5. She-Crab Soup. You’ll find versions of this classic at every restaurant offering Lowcountry fare in town. Our favorites? The bisque at 82 Queen on Queen Street, and the thick and creamy offering at Saffron Café and Bakery on East Bay Street.
Next time I'm in Charleston, I'd love to try The Ordinary, a seafood hall and oyster bar set in an old bank in downtown Charleston, which opened in December 2012. The menu is jam-packed with every possible hot and cold seafood delight, all purchased from local fisherman — peel and eat shrimp, clam cake, Maine lobster ceviche, lobster bisque — which can be washed down with a fine wine, craft beer or an aperitif.
On Easter Sunday, downtown Charleston’s streets are filled with colorful ladies’ hats, I was delighted to learn when we headed to High Cotton for Easter brunch. This tidy, top-notch restaurant with lovely heart pine floors, exposed brick walls and knowledgeable servers offers contemporary low-country-style cuisine made with local ingredients. For brunch, try the Carolina Shrimp and Grits — Andouille, okra, tomatoes, garlic and serrano shrimp broth — or the Southern Breakfast Cassoulet — sunny-side up eggs over pork belly, shredded duck, butterbeans, red pepper jelly, sweet corn and tomatoes.
But truth be told, my favorite Charleston haunt is The Wreck of the Richard & Charlene, a hole-in-the-wall, locals favorite set on Shem Creek in Mount Pleasant, S.C., just across the picturesque Arthur Ravenel Jr. Bridge from downtown Charleston. The screened-in restaurant may look more shabby than chic, but it serves excellent, authentic low-country-style seafood — grilled, fried or broiled scallops, shrimp, oysters and crab (served with tartar and cocktail sauce) — and scrumptious South Carolina sides like hush puppies, fried hominy, red rice, slaw and she-crab soup. Even the banana pudding is exceptional. You won’t need to dress up for this beachy, creek-side eatery — the food is served on paper plates, beer comes in a can and every table receives a bowl of boiled peanuts to start.
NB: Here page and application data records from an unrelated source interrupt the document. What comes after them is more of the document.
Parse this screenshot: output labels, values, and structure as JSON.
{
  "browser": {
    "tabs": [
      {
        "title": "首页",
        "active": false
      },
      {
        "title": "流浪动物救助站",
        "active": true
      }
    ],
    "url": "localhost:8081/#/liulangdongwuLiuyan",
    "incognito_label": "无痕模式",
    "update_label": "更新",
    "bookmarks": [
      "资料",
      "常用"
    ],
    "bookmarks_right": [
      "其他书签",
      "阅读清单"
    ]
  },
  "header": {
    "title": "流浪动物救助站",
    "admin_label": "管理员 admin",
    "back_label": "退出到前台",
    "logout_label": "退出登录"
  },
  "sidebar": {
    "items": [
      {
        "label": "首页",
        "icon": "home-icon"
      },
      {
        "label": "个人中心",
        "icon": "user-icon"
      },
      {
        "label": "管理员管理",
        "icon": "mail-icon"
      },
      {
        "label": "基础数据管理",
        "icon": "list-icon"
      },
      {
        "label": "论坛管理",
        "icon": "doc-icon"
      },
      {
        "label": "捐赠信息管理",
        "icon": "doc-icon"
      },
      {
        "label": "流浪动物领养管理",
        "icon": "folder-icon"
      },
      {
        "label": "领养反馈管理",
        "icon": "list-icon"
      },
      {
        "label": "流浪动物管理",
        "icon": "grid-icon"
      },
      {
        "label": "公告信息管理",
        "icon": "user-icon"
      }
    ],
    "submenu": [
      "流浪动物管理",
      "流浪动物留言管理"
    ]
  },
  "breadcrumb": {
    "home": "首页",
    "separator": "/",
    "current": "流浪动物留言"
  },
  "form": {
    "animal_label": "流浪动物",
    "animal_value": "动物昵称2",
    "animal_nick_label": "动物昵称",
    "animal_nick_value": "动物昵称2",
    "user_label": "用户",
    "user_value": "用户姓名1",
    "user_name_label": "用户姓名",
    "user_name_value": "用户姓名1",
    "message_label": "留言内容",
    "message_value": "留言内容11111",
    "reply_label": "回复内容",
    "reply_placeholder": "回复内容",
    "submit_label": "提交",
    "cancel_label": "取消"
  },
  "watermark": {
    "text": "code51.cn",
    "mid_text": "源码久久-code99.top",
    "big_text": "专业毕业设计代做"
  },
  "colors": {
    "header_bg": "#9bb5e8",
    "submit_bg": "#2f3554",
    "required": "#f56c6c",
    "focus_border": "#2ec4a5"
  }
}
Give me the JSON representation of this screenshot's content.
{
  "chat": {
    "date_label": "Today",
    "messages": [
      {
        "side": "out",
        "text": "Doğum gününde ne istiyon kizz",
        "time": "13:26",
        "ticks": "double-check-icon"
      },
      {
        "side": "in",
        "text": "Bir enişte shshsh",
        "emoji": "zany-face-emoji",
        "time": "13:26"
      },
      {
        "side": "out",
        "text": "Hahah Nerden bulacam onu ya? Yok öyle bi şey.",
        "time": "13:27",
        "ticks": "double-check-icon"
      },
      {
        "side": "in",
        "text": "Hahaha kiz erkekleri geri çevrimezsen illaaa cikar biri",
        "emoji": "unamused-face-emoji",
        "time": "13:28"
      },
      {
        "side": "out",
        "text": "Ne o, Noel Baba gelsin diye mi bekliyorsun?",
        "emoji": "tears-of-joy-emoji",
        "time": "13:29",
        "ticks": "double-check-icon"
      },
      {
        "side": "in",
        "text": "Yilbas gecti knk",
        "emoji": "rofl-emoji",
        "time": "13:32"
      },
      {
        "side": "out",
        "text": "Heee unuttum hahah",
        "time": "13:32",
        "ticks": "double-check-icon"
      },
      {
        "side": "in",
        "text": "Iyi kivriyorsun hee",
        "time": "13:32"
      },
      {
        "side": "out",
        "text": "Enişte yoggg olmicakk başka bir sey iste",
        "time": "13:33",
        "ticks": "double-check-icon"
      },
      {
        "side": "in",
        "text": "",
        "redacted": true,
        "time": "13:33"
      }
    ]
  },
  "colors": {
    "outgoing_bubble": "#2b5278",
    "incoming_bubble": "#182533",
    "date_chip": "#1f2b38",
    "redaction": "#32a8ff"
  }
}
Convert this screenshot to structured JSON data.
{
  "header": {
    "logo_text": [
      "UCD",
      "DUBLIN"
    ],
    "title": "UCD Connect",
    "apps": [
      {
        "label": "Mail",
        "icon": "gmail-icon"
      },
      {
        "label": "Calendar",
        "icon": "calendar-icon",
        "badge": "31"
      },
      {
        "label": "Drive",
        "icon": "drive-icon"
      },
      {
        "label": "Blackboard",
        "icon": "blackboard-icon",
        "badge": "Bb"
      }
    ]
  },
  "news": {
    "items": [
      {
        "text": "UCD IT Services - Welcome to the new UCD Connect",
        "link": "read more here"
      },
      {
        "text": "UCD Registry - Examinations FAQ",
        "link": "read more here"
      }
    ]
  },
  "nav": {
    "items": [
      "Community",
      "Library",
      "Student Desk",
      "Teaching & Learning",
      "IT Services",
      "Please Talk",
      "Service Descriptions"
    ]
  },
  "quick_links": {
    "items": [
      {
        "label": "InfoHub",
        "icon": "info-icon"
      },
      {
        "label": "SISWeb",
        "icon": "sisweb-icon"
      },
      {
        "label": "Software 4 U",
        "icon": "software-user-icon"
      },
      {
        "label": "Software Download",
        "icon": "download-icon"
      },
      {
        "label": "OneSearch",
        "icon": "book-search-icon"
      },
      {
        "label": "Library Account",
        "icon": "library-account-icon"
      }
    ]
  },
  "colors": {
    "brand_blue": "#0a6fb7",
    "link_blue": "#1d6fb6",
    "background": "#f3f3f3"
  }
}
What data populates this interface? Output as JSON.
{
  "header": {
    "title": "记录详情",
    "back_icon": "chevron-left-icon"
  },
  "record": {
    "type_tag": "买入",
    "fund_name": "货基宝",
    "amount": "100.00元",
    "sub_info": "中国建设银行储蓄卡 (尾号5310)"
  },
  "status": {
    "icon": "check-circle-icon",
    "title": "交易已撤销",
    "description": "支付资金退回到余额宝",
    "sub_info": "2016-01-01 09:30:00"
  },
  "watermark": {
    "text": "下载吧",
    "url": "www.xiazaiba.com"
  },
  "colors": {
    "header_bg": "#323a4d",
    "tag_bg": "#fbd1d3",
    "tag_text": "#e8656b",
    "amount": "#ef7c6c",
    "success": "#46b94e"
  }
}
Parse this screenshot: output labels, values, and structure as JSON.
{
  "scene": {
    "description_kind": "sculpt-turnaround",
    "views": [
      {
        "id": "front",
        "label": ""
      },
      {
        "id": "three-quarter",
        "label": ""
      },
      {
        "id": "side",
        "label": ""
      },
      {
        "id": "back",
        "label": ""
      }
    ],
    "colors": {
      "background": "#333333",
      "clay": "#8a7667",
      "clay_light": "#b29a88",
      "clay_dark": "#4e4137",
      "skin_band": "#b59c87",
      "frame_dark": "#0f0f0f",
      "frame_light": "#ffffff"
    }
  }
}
If there’s a wait, have a drink on the dock and take in the views of the marsh and the fishing boats.